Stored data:
___
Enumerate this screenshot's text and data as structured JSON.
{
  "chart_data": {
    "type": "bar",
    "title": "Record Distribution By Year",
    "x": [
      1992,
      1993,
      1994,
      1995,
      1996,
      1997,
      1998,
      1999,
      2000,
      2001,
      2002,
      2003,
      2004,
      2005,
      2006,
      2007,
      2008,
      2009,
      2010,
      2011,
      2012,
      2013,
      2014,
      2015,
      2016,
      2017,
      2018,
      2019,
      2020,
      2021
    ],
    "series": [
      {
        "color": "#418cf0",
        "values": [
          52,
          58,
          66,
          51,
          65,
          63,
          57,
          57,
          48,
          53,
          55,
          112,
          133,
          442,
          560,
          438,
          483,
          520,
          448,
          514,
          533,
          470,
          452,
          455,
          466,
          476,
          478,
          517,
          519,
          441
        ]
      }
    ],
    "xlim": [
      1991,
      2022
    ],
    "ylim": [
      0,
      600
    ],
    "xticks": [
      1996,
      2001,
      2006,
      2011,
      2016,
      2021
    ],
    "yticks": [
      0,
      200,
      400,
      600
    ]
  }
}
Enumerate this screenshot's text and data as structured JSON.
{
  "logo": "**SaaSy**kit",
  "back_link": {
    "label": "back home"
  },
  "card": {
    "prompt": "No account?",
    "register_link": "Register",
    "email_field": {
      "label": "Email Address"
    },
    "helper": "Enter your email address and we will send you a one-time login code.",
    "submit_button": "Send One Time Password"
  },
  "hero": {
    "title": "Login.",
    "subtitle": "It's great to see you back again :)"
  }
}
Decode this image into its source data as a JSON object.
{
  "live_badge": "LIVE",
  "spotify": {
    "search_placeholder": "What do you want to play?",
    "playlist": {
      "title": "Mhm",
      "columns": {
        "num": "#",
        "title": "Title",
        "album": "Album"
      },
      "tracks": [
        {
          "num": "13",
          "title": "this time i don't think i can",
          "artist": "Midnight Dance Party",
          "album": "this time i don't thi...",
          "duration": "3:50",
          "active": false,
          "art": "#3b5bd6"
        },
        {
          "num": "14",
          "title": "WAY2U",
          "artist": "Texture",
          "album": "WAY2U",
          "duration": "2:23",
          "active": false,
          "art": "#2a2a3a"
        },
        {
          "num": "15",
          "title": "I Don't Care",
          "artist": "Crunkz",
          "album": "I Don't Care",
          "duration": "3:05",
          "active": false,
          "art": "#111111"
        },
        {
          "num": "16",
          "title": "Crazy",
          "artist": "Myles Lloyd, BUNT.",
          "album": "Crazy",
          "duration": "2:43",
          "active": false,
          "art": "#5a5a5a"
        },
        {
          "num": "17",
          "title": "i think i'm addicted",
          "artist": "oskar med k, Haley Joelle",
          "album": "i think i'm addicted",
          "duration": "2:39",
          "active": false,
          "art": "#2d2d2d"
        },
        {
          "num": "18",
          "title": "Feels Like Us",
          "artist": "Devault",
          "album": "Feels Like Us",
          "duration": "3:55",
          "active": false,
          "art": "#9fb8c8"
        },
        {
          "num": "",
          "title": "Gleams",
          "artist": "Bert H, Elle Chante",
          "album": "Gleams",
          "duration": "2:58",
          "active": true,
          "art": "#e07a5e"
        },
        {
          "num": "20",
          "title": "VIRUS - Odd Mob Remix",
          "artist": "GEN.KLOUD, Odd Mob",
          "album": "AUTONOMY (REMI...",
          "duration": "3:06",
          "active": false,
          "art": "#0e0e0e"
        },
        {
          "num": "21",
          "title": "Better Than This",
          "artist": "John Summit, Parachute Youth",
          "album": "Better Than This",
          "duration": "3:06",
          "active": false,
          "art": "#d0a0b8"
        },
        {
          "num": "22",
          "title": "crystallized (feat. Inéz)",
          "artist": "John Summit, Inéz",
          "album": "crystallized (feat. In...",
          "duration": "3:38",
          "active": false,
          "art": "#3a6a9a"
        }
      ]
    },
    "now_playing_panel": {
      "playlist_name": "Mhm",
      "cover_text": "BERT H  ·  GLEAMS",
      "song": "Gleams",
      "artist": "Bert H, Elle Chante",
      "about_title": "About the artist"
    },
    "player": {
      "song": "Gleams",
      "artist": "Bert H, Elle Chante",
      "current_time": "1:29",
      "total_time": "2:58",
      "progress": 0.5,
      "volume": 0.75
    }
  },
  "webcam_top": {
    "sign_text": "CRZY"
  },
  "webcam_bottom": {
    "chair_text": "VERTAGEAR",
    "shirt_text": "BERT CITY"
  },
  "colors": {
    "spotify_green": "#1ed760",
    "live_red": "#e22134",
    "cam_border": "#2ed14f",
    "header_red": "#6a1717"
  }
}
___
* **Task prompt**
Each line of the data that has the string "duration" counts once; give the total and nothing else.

* **Written solution**
10